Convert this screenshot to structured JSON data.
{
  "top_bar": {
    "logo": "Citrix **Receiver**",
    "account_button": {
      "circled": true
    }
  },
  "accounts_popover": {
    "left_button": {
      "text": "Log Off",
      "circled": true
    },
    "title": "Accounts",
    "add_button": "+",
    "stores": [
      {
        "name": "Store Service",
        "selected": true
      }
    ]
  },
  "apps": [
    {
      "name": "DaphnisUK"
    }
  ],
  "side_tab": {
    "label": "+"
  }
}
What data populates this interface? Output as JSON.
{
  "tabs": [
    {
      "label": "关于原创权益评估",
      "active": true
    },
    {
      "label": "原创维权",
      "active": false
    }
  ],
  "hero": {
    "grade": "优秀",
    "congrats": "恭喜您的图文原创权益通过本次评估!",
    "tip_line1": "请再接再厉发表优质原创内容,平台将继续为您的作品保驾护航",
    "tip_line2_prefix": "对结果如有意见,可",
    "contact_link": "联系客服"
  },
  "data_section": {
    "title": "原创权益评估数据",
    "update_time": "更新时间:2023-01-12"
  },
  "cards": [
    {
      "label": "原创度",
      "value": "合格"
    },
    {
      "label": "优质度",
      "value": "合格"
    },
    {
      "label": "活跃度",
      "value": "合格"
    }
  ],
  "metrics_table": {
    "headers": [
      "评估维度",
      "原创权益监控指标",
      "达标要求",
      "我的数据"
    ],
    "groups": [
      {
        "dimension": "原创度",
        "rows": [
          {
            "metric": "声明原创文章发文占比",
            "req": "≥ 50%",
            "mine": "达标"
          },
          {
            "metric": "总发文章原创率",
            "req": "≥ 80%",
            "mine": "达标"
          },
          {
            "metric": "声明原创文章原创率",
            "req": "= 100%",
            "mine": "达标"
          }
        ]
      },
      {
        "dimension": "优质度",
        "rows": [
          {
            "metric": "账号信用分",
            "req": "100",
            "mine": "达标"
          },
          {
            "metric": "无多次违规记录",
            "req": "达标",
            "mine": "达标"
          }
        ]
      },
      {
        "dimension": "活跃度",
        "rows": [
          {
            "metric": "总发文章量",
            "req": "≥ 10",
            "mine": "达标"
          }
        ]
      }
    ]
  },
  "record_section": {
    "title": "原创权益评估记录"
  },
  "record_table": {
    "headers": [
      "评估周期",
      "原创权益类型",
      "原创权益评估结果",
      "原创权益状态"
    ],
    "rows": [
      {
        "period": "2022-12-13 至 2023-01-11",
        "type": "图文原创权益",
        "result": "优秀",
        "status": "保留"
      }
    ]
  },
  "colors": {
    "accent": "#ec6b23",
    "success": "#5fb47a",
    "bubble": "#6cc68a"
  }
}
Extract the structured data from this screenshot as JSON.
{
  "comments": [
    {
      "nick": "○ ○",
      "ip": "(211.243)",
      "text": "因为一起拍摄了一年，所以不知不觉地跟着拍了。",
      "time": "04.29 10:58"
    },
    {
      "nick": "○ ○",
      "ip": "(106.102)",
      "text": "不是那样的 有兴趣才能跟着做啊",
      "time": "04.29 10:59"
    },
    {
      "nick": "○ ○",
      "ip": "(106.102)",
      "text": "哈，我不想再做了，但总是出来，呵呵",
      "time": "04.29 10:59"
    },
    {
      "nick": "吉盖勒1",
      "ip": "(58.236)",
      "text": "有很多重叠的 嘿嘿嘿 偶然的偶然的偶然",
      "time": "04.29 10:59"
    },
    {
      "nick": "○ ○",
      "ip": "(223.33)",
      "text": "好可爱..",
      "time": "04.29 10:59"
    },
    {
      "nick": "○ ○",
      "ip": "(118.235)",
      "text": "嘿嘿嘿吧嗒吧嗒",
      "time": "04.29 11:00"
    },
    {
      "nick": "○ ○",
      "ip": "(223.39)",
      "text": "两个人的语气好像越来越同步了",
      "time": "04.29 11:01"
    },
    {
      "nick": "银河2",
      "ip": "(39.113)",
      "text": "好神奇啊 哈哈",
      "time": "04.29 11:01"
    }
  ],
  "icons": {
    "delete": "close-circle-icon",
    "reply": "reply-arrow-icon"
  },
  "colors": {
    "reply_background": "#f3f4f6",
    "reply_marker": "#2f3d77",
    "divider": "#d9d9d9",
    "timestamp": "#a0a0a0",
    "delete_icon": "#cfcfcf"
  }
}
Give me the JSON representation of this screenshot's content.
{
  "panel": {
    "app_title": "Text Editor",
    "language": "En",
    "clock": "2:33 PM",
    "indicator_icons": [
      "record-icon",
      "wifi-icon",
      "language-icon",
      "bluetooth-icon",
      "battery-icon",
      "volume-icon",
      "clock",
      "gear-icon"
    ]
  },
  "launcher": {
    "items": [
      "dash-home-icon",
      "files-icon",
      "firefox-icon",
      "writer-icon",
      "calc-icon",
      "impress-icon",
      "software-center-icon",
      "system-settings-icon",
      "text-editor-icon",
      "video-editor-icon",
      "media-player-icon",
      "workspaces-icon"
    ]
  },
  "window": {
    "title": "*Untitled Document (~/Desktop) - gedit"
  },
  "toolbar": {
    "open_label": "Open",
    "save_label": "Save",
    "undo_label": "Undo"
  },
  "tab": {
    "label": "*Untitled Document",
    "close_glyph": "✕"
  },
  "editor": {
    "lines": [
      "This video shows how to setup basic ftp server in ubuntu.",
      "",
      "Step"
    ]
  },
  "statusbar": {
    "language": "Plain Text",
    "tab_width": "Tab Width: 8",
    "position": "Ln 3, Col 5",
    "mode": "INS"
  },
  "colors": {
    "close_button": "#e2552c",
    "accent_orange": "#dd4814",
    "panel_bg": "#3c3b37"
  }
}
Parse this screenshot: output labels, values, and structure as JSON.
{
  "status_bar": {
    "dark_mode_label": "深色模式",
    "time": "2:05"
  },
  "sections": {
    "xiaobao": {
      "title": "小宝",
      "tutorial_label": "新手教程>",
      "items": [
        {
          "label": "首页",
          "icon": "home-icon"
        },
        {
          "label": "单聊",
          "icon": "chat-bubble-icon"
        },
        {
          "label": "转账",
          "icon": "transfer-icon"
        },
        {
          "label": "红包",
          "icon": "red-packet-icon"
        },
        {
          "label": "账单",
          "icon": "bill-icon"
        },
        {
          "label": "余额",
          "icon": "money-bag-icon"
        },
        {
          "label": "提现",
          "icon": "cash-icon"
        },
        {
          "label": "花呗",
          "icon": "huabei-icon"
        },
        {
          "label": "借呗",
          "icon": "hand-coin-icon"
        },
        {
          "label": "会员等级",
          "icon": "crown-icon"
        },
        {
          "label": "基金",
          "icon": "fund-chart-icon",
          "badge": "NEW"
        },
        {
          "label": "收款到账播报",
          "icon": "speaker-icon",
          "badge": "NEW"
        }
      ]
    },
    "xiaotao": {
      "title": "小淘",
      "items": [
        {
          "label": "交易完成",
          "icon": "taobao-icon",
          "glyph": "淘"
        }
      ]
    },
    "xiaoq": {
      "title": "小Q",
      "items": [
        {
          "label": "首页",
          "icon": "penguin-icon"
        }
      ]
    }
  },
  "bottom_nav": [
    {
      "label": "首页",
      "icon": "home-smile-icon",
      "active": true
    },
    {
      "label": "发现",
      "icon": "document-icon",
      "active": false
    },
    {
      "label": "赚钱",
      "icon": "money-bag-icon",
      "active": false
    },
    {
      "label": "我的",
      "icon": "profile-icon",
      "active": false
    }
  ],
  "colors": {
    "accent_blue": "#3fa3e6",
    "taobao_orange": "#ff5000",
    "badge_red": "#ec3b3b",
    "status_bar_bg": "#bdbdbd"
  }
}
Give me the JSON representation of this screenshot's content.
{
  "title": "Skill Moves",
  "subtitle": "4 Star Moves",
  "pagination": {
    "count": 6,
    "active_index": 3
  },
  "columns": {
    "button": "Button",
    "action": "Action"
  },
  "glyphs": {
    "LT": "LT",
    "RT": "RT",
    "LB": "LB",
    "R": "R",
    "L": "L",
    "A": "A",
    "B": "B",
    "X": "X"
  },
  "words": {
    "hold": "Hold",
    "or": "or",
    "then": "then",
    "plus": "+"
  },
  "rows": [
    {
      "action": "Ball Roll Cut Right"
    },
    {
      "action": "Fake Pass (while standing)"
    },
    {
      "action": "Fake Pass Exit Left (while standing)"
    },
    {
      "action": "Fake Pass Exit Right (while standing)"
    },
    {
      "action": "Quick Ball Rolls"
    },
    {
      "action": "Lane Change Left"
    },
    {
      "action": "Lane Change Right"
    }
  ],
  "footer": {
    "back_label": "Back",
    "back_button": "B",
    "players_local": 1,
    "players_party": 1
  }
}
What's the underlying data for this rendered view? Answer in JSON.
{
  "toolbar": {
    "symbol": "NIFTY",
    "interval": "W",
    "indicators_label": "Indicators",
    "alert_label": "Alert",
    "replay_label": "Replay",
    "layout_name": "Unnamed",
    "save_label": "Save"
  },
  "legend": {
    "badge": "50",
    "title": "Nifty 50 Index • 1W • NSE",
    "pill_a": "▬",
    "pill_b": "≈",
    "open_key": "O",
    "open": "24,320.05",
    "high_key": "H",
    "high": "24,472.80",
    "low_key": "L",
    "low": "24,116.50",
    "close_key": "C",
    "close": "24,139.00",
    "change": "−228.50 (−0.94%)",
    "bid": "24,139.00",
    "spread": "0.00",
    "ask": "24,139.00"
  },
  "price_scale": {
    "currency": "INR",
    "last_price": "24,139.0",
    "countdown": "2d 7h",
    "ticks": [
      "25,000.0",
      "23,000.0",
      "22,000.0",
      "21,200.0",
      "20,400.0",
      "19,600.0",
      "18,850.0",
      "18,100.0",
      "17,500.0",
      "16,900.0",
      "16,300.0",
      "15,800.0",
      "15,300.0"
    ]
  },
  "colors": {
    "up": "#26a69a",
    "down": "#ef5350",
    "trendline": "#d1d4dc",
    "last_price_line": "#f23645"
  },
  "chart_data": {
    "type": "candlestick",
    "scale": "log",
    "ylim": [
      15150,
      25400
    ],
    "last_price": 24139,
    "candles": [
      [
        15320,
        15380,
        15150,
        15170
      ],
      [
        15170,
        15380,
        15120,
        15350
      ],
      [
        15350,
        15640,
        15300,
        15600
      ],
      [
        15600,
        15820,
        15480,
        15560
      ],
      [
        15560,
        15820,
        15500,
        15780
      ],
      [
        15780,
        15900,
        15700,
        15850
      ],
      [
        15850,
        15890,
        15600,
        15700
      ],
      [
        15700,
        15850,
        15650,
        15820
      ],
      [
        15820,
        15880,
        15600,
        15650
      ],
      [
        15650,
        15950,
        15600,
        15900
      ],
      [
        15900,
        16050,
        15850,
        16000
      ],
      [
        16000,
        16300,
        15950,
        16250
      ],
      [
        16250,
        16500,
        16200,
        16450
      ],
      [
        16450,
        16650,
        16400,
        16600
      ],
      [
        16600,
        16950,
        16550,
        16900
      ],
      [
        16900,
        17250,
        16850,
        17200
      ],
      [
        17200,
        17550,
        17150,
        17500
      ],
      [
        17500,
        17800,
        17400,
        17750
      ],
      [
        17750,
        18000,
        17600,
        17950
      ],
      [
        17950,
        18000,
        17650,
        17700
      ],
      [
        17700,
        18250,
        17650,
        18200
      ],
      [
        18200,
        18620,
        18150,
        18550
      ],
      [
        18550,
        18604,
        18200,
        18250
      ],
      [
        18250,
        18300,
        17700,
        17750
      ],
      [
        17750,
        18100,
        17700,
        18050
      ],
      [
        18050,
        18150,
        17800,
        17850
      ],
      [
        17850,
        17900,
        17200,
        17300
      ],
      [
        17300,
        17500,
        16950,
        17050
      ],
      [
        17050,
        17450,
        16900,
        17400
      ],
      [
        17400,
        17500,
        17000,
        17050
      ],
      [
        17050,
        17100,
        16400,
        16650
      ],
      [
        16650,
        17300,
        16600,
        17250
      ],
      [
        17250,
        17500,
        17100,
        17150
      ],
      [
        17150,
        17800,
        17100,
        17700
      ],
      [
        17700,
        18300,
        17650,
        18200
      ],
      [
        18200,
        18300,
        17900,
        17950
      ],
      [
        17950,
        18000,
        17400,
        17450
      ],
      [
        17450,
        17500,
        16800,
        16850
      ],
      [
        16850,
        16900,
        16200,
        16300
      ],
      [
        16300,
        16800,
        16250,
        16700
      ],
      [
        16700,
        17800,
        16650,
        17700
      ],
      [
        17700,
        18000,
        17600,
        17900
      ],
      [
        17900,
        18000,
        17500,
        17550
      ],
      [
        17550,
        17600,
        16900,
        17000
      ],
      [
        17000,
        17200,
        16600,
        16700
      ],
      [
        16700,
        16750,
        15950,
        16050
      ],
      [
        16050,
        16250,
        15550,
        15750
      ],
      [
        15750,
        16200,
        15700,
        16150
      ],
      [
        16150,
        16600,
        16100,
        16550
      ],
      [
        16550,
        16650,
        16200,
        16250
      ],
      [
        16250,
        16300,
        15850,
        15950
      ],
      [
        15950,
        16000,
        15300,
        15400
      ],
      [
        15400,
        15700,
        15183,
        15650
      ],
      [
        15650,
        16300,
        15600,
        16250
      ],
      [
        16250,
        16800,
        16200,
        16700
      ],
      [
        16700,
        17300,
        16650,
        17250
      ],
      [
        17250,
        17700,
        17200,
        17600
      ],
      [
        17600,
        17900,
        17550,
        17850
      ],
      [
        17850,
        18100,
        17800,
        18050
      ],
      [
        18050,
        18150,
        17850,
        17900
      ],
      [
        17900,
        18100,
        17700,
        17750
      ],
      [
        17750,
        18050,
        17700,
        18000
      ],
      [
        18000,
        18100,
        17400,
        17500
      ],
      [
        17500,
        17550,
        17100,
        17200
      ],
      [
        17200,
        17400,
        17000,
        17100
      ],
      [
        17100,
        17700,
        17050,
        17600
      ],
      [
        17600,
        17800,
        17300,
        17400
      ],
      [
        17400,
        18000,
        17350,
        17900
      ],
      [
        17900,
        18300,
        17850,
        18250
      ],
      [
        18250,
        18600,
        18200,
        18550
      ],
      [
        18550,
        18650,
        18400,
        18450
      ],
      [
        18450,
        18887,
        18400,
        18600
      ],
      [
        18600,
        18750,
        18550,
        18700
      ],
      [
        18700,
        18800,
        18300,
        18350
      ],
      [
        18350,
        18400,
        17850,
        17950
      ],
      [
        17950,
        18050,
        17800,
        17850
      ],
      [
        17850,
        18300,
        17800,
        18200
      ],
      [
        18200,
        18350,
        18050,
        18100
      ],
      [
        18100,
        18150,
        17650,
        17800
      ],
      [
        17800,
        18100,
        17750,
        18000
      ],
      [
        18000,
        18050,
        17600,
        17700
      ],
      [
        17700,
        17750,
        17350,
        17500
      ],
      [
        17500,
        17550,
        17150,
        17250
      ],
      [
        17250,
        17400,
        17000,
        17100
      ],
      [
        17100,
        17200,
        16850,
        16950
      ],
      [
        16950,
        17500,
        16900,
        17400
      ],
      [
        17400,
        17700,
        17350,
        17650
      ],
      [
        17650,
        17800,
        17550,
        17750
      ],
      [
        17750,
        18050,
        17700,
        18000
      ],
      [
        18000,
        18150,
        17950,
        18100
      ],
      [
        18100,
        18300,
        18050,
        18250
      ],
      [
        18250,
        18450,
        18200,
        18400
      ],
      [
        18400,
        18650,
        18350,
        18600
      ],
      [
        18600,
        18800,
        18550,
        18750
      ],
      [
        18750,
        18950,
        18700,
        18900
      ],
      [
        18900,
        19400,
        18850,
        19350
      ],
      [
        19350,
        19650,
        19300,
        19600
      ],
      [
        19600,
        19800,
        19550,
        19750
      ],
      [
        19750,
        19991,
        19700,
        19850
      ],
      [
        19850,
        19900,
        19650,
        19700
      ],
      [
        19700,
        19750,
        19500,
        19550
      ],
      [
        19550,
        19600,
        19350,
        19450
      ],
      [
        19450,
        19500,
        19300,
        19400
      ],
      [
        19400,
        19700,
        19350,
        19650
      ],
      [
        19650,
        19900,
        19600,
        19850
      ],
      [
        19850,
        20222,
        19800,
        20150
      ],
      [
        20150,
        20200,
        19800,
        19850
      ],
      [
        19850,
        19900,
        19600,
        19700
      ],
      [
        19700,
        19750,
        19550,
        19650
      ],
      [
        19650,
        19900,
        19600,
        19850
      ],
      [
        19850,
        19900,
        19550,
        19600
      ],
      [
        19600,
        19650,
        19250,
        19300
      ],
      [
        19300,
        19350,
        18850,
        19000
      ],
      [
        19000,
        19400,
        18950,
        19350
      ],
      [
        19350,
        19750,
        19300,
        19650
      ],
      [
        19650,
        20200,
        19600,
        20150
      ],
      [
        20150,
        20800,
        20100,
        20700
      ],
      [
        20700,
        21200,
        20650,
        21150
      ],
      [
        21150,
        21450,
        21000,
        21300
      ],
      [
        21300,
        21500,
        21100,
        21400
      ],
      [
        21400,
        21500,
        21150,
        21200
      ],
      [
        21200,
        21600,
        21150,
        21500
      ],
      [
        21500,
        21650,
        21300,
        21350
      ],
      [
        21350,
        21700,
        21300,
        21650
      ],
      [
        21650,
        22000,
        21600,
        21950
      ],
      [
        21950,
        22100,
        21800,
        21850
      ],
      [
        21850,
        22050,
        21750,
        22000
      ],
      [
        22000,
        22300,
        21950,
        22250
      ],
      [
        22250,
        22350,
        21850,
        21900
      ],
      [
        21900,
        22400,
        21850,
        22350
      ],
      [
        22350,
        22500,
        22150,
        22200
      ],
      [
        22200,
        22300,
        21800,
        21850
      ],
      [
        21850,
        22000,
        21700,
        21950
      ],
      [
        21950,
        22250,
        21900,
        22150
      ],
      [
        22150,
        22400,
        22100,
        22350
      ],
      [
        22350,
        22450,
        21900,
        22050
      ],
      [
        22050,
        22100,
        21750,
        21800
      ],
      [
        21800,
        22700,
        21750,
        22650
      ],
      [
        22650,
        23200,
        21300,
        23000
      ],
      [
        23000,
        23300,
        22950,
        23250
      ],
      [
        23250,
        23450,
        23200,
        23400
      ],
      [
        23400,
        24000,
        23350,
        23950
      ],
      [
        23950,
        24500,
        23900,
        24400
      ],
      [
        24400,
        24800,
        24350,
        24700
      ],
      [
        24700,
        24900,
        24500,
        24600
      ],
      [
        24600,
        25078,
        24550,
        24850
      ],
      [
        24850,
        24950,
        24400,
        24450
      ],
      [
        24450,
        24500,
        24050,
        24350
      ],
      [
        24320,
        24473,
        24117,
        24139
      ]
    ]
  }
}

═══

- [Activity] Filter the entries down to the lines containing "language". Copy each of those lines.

- [Response for this exercise]
    "language": "En",
      "language-icon",
    "language": "Plain Text",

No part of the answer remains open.